Atlantic Salmon is an iconic fish species often known as the king of fish. Atlantic Salmon have a distinctive pink flesh and are a dark blueish green from the top with a silvery body flecked with black spots above the lateral line, changing to almost white underneath. Salmon can reach a length of 150cm and up to 46kg in weight and can live up to 13 years.
In the wild Salmon have a particularly interesting life history starting life at the head of freshwater rivers, traveling downstream as they grow. When the young fish reach the salt water in the estuaries they undergo morphological changes to adapt them for the harsher oceanic environment through the process of “smoltification”. The silver smolts then head out to sea to grow and feed. After the fish have grown they will return to the very same river they were born in and swim upstream to the gravel beds close to the head of the river to spawn and often die with about 10%-40% of females successfully making the journey back to sea.
Unfortunately wild salmon have declined over the last few centuries due to the degradation of river environments through water pollution, overfishing and man made structures such as damns. As a result of this salmon farming has been developed to provide consumers with a plentiful source of fish without taking from potentially vulnerable river stocks.

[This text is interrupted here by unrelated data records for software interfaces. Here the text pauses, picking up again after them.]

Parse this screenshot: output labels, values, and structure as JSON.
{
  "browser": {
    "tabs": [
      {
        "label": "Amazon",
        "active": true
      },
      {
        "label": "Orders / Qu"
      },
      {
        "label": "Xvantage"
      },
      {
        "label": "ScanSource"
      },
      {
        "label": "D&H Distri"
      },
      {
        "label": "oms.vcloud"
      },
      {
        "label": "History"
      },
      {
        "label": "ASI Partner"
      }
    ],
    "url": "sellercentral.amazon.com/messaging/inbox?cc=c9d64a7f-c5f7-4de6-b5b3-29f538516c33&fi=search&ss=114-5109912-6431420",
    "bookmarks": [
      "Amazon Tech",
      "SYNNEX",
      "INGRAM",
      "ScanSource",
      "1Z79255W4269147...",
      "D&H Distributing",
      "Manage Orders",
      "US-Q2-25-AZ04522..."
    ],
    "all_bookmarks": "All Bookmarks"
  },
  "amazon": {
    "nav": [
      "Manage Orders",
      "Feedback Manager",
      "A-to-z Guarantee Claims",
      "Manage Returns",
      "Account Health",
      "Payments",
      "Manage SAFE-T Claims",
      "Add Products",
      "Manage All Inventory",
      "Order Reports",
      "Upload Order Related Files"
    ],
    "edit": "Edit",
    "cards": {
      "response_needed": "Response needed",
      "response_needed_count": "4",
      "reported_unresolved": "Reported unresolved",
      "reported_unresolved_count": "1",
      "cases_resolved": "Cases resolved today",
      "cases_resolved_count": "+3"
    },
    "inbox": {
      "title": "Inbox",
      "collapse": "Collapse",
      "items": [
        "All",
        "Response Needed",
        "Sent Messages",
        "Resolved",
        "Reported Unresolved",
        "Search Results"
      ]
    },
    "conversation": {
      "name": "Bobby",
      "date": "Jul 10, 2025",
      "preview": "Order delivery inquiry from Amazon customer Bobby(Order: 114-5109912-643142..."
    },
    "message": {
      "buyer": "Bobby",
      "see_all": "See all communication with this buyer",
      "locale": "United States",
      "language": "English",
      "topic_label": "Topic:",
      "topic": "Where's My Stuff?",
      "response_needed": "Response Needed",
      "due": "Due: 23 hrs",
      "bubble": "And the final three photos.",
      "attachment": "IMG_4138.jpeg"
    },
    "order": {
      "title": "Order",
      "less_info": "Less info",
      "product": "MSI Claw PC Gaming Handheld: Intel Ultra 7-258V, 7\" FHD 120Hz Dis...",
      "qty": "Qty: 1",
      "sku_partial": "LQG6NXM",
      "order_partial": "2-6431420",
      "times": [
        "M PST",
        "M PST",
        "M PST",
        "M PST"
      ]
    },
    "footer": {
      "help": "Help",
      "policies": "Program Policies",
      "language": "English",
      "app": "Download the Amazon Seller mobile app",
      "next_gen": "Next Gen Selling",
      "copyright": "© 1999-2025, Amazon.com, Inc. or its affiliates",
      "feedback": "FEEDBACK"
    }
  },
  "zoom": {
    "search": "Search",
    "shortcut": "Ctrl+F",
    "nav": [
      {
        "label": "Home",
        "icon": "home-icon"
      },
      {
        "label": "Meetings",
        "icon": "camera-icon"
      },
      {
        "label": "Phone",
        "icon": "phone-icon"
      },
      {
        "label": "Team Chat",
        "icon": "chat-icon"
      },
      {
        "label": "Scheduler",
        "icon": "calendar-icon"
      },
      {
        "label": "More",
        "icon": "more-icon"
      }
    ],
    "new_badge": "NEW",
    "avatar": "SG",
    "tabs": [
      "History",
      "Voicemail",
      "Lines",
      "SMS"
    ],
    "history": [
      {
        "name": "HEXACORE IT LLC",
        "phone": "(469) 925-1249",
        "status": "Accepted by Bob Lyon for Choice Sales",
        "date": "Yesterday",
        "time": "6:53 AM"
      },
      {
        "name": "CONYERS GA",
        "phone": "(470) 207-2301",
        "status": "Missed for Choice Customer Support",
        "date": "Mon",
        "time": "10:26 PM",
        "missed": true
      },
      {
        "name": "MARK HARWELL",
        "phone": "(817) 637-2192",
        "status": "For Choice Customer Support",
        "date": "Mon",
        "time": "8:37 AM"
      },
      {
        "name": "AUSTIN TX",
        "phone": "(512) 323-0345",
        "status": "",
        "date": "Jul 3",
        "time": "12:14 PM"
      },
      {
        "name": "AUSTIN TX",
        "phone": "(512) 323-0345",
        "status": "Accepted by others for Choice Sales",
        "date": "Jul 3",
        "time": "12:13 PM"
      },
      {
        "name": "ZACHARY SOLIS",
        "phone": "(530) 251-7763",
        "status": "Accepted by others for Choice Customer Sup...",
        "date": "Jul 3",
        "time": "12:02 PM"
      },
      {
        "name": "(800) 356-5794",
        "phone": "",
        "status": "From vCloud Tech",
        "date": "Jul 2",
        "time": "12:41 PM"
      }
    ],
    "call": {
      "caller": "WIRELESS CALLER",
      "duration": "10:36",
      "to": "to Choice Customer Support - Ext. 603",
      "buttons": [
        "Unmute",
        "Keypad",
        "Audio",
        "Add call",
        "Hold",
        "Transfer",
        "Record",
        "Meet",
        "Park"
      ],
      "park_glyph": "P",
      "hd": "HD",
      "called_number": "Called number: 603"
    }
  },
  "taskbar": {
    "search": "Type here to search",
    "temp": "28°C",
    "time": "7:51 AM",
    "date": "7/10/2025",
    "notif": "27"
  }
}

Salmon is versatile seafood, which lends itself especially well to smoking, poaching and grilling.